--- Data for the task Enclosed Below ---

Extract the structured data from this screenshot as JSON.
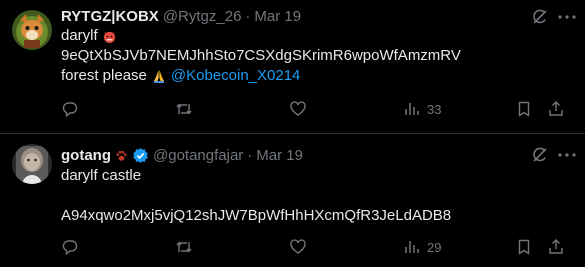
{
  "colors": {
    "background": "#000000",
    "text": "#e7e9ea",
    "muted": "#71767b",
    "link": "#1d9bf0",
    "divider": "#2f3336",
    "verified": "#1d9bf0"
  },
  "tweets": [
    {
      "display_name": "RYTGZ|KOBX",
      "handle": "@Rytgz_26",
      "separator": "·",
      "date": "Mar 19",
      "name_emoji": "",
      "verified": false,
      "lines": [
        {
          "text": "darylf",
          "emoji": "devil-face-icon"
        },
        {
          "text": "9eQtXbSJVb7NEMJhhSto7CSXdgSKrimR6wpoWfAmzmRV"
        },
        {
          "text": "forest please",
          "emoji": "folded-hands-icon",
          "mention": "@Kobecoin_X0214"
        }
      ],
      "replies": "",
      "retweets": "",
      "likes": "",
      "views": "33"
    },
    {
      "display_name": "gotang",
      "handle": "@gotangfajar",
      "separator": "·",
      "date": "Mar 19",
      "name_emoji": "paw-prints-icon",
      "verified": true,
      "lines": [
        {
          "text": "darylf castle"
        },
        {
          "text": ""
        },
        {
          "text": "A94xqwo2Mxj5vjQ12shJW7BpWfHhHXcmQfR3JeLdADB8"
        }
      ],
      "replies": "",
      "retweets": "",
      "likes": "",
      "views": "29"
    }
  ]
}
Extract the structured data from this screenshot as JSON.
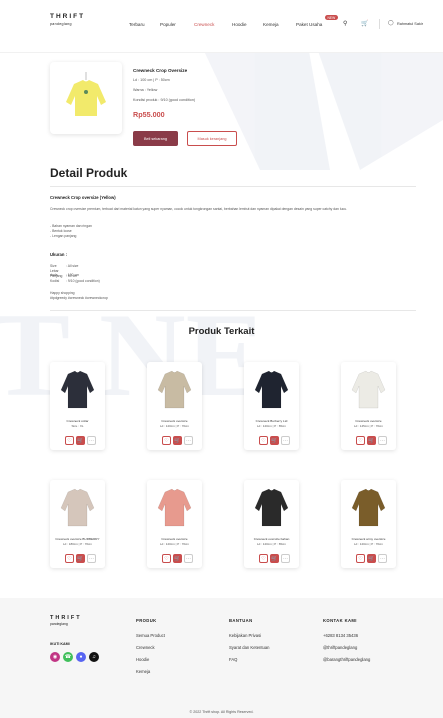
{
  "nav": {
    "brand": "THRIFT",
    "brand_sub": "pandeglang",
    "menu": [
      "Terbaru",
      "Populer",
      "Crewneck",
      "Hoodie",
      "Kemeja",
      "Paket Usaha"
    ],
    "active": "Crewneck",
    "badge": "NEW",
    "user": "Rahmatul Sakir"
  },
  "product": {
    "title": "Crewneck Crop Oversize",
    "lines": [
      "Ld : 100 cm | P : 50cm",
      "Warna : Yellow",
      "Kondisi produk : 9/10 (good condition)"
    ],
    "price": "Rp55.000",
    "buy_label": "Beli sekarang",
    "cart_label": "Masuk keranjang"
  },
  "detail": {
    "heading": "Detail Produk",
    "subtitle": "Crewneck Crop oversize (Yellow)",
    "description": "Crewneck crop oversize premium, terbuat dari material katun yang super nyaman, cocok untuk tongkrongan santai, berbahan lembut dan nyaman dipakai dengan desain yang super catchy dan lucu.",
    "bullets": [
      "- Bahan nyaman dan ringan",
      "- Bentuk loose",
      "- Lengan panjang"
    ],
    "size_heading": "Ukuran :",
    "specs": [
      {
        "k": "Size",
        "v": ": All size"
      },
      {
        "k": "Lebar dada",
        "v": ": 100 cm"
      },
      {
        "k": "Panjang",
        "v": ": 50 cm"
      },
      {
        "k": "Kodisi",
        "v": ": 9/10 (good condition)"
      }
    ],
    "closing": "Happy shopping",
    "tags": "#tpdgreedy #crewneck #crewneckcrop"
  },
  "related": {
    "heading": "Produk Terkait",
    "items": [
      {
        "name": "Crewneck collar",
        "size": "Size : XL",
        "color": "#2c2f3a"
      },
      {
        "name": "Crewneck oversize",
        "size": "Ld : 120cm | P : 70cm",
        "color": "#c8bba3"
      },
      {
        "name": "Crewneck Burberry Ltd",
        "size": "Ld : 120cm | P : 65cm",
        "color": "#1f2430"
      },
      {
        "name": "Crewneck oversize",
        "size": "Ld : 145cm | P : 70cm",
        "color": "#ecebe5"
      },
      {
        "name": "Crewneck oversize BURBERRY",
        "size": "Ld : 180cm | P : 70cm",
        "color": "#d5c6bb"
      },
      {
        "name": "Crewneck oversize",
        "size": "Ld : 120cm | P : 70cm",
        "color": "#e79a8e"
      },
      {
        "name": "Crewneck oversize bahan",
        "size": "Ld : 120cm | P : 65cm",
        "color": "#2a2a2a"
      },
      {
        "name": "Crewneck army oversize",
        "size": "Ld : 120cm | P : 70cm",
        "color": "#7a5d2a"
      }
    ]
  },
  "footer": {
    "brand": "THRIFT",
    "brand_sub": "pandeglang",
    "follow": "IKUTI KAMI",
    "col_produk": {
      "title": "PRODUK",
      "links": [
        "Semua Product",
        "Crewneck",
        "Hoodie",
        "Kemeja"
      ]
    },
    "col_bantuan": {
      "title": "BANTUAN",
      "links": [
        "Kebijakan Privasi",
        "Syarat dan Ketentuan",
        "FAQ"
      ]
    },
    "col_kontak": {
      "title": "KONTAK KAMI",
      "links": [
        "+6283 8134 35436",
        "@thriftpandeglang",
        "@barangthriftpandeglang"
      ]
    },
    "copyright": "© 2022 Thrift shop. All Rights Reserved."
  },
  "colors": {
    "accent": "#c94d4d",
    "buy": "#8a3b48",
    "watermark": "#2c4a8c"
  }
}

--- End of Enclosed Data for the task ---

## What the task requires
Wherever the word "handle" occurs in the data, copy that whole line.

## Solution to this task
      "handle": "@Rytgz_26",
      "handle": "@gotangfajar",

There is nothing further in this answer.